Newly revised data from the state Labor Department indicate New York’s regional economic performance gap has grown larger in the last year.
On a year-to-year basis, the state gained 103,900 private-sector jobs in January—a growth rate of 1.3 percent at a time when the U.S. as a whole was growing by 2.1 percent, according to the state Labor Department’s monthly jobs report.
New York City accounted for 86,400 jobs of the net new jobs during the period (+2.2 percent). Adding the net job gains of 6,000 on Long Island and 4,800 in the lower Hudson Valley brought the downstate (12-county MTA region) total to 97,200 — or 93 percent of the reported statewide gain as broken down by metro areas. (There is a negative residual not counted in those totals).
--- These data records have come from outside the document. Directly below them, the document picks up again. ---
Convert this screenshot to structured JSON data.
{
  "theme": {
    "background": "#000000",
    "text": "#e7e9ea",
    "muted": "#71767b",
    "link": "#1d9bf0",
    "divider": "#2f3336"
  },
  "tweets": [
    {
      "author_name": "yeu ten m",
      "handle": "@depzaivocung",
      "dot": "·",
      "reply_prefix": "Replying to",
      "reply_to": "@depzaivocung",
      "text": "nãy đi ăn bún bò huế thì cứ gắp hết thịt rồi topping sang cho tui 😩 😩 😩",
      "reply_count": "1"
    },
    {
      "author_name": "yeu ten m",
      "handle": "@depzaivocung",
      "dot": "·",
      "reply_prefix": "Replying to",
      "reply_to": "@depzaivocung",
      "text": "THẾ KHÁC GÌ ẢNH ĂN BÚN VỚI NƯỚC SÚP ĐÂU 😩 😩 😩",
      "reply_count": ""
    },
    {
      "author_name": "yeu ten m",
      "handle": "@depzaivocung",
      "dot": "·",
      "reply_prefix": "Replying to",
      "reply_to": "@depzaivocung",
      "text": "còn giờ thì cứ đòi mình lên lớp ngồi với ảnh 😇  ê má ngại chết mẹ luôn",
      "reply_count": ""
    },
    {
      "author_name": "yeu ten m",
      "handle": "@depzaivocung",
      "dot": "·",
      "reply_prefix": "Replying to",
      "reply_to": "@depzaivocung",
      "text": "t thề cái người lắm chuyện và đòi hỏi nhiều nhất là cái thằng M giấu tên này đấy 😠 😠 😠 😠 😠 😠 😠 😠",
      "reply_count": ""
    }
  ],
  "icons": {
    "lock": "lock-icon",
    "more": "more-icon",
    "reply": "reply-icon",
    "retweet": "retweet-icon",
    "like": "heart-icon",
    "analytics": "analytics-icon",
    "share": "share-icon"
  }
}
Upstate, the only large metro areas with private jobs gains above the statewide average were Albany-Schenectady-Troy (9,500 jobs, or +2.7 percent) and Syracuse (6,100 jobs, +2.4 percent). The only other upstate areas with above average private employment increases were Kingston, Glens Falls and Utica-Rome, small labor markets that have yet to produce sustained growth during the post-2010 recovery. All other upstate areas grew any less than a percentage point—including the largest, Buffalo-Niagara Falls and Rochester, which turned in mediocre year-year gains of 0.4 and 0.2 percent, respectively.
The regional difference in job creation rates reflected in the latest data is even more pronounced than the longer-term tale of two states recounted here.
Broken down by industry, as shown below, roughly 60 percent of January’s net year-year employment gain in New York was concentrated in the education and healthcare sector, in which government subsidies play an outsized role.
The county-by-county picture
As illustrated below, private sector employment declined during this period in six upstate counties—Allegany, Cayuga, Chautauqua, Cortland, Otsego and Seneca. The job count was unchanged in Hamilton, Lewis, Montgomery and Tompkins counties.